• _The problem_
Go over the material below and report every line that contains the word "JSON".

• _Excerpted records_
☆ ☆ ☆

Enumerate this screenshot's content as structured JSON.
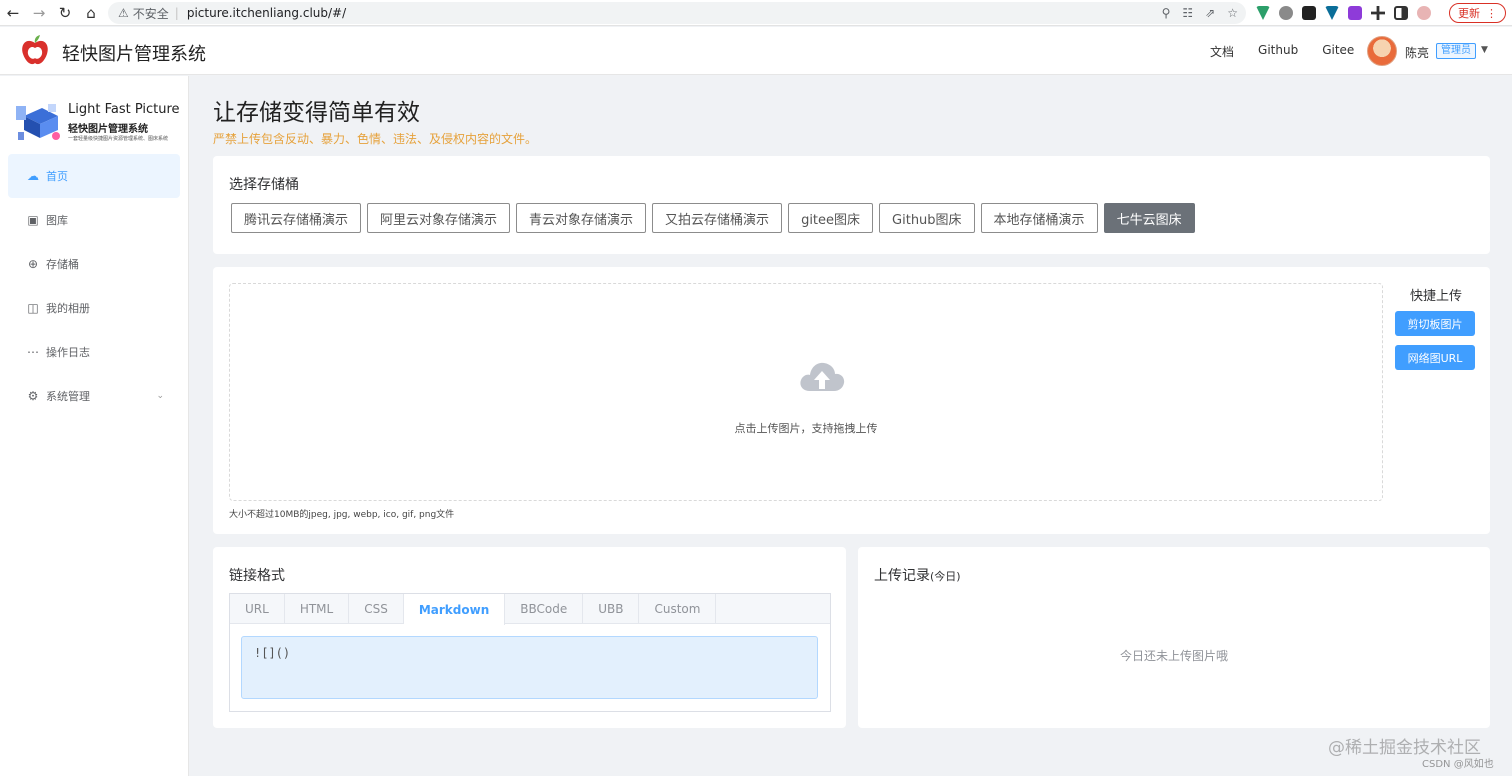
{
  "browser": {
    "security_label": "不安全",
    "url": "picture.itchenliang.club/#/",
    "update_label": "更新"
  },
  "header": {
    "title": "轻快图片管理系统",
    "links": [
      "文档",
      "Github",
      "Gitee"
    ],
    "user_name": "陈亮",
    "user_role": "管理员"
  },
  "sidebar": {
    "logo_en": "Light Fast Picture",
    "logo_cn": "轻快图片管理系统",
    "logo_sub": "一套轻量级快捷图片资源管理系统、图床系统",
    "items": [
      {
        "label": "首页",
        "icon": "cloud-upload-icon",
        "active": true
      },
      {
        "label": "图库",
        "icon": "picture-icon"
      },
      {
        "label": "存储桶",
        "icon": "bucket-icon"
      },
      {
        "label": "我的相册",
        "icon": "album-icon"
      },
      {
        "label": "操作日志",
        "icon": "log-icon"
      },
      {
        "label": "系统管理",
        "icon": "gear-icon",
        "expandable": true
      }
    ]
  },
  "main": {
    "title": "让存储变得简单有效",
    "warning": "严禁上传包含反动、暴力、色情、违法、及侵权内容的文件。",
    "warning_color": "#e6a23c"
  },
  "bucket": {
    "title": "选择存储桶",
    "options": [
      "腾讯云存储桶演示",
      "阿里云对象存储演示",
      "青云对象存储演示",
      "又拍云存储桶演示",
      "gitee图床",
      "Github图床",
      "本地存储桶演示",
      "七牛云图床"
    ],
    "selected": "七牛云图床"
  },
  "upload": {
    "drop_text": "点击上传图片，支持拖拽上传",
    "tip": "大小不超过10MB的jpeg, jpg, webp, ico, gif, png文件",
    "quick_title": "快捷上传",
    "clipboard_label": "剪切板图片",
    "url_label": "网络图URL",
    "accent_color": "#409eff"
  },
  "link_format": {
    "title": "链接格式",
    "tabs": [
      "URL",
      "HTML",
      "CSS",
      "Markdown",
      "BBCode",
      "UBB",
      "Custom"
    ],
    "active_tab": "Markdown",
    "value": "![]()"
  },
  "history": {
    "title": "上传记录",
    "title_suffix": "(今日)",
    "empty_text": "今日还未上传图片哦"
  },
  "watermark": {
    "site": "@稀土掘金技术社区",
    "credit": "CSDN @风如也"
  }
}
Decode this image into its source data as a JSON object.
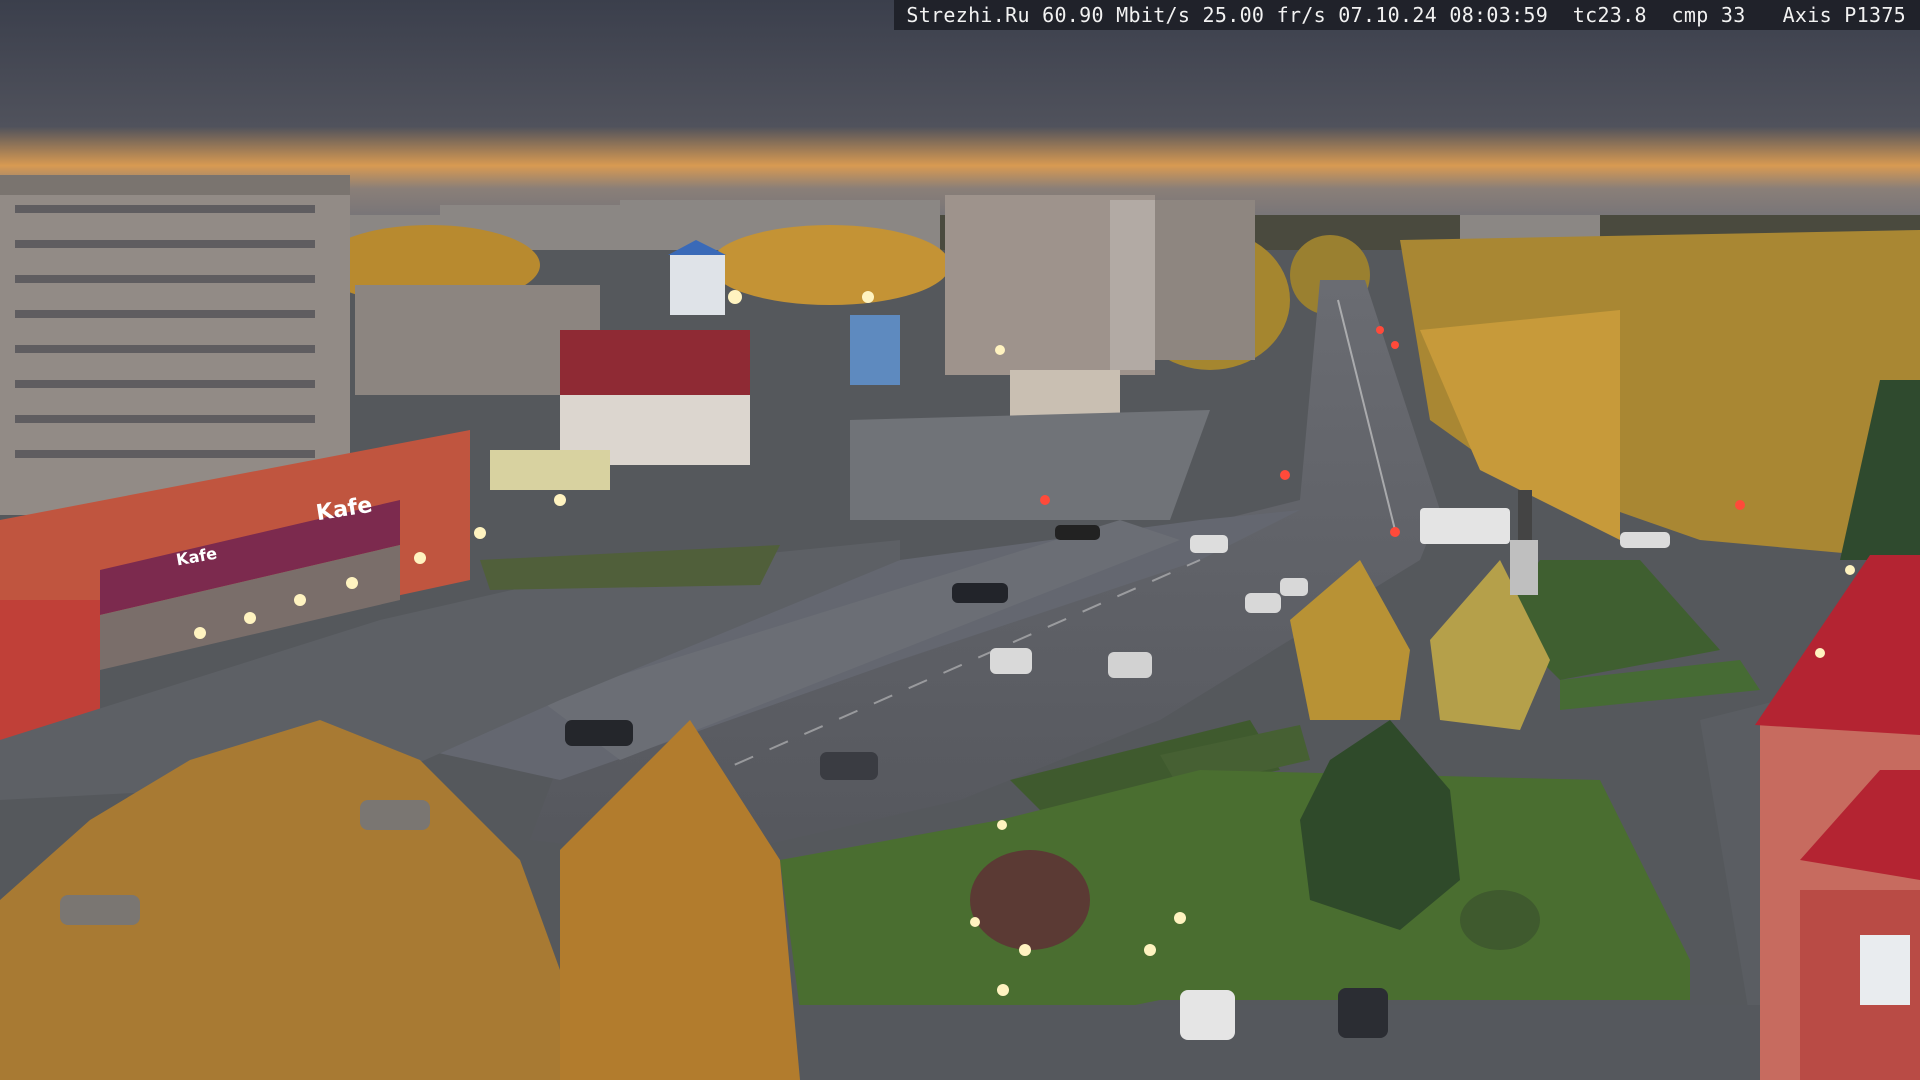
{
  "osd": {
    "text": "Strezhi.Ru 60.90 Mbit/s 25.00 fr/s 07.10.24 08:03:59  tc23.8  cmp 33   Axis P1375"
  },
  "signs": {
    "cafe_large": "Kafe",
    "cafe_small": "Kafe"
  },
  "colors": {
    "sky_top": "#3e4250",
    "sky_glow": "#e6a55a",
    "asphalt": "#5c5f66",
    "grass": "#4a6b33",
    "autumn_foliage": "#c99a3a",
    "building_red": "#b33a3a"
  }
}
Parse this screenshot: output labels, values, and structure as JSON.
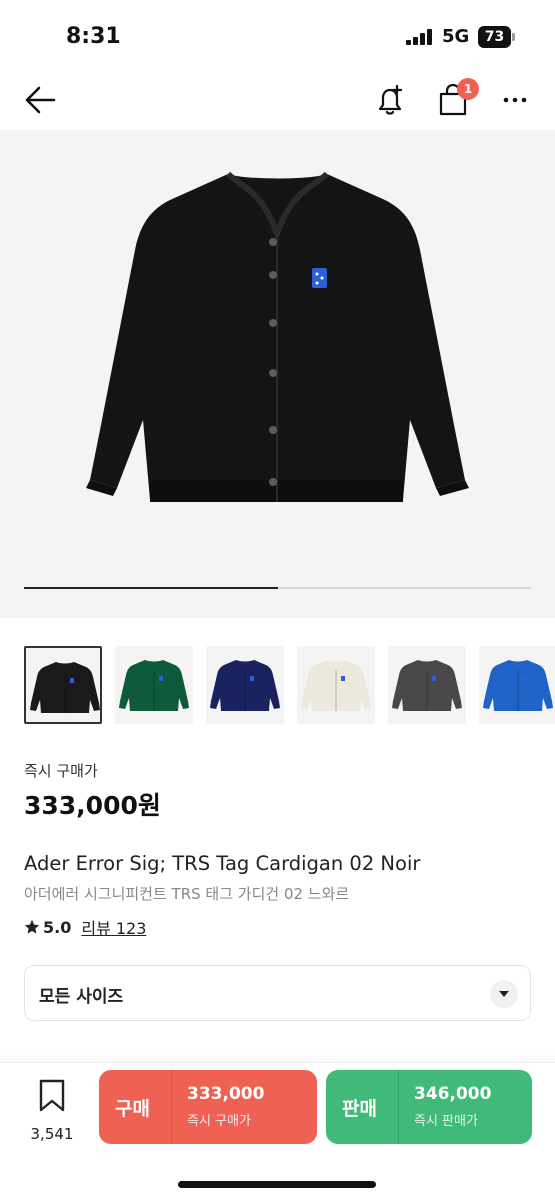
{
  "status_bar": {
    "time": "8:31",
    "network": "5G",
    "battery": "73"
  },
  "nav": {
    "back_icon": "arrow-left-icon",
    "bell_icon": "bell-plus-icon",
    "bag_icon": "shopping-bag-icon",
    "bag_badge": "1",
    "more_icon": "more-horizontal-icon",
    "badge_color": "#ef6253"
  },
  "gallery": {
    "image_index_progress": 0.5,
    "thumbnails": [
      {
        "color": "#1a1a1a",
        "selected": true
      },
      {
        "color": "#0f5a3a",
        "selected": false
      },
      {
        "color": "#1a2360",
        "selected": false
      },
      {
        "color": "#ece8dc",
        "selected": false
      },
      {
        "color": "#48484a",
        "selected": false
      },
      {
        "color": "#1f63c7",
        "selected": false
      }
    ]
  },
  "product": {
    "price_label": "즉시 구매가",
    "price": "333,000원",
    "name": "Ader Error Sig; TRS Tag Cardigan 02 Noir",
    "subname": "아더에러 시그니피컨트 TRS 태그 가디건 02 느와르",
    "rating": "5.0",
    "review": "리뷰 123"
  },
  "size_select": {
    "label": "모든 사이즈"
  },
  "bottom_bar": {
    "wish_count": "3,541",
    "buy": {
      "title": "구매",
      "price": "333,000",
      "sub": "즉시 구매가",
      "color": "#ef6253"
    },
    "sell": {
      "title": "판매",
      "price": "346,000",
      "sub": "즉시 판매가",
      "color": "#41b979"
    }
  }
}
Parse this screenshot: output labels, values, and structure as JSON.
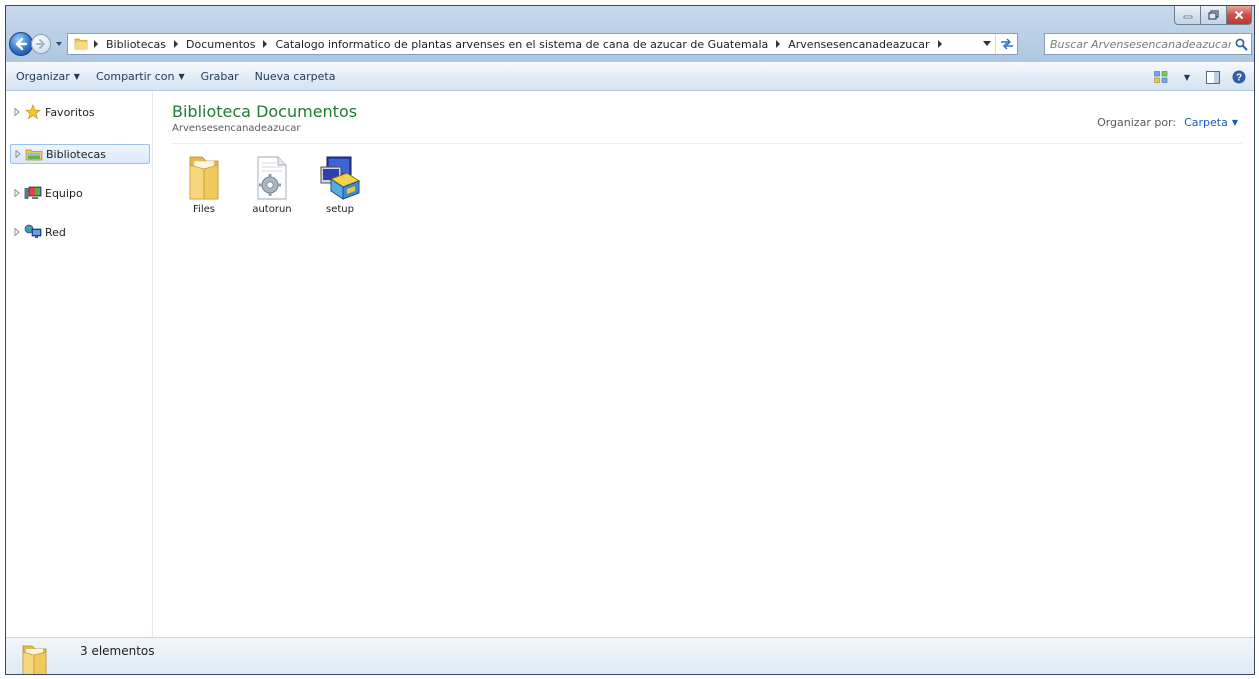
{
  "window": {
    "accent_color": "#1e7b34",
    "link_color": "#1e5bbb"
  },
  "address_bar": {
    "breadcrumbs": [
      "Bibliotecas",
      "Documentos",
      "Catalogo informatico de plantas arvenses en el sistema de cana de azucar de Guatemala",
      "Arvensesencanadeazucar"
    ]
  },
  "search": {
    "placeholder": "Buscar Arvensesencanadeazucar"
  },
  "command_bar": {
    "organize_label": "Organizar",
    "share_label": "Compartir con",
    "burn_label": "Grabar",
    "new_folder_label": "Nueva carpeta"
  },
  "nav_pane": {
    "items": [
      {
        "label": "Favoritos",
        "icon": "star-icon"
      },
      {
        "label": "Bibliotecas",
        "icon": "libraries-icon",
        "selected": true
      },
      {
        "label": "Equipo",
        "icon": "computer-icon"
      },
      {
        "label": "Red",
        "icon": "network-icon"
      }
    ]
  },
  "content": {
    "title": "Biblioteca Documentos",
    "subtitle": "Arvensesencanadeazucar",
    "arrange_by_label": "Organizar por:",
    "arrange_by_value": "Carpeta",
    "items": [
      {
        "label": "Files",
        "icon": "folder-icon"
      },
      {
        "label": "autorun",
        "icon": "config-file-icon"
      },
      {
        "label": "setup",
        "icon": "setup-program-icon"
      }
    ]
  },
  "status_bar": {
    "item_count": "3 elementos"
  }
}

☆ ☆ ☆

• _Solution to the exercise_
Enumerate this screenshot's content as structured JSON.
Decode this image into its source data as a JSON object.
Parse this screenshot: output labels, values, and structure as JSON.
Parse this screenshot: output labels, values, and structure as JSON.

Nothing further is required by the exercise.